The most noticeable effect of Republic Day, apart from all the official buildings like banks and embassies being shut, is the large amount of drinking that goes on. Senegal and Mali are pretty Islamic in their approach to life, and although they're far from strict when it comes to alcohol, you don't tend to see people drinking in public – most pubs are hidden away from the street, and although large signs advertising Flag, Castel and Guinness hang outside, you don't often get to see the infidels actually consuming alcohol. I remember getting a Coke one morning from the bottle-shop warehouse on the river front in Mopti, and as Brook and I stood there sipping what was to be our last cold drink before four days of corrugated hell on the public pinasse, a man came in, handed some cash to the proprietor, mumbled something under his breath, took the bottle that was handed to him and stood behind a stack of crates. I could still see him, and although it was 10am and Ramadan, he cracked open the chilled bottle of Castel and necked it in two or three long chugs. A swift burp later he dropped the bottle innocently into a crate of empties and strode out into the street, whistling. This struck me as odd, not so much because of the obvious alcohol problem this implied, but because you just don't see that much public drinking in the Sahel, at least not compared to the West. But there are alcoholics in West Africa just as there are alcoholics the world over, it's just that in Islamic Africa, they hide well.
But Burkina's capital doesn't seem to care about spilling its parties onto the street. Just around the corner from the fondation, in an unlikely position sandwiched between the city's Christian cemetery and the disappointingly ugly city cathedral, lies Rue Joseph Badoua, which is home to all sorts of shady looking bars with glowing neon lights, blaring music and dimly lit tables cluttered with empty bottles. This is where the hardcore come to drink, and from the early hours of Republic Day the bars are full of people knocking back bottles of beer, spirits and probably some strange local brews as well. Mopeds lined up in front of the bars promise some interesting driving later in the day and this infectious celebration seems to permeate the rest of the city, though elsewhere there isn't quite as much overt decadence in sight. It was even enough to persuade me to have a couple of big beers at the Sindabad that night, quite a luxury for your average budget traveller.
And that was Ouagadougou.

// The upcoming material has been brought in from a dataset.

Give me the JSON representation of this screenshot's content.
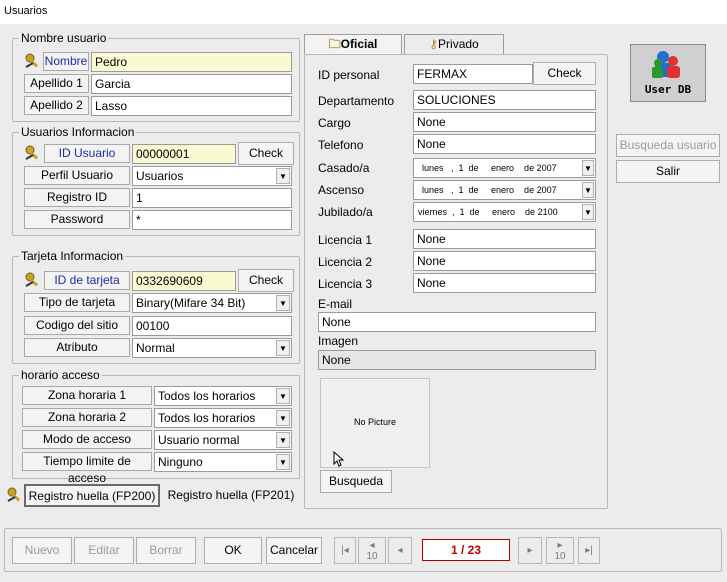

Perhaps it's precisely because tourists shoot straight through that it hasn't developed an attitude problem towards the white man; indeed, in Ouaga I saw more white people driving around than in any other place I've yet visited, and I met people from the UN Development Programme and wandered past what looked like a large UNICEF building, so perhaps the white invasion here has been aid-based instead of tourist-based. Whatever the reason, I thoroughly liked Ouaga and found it to be an easy-going and relaxing city, and after the turgid boredom of waiting around in Mopti, it was a relief to be enjoying my time in a town full of nothing to do.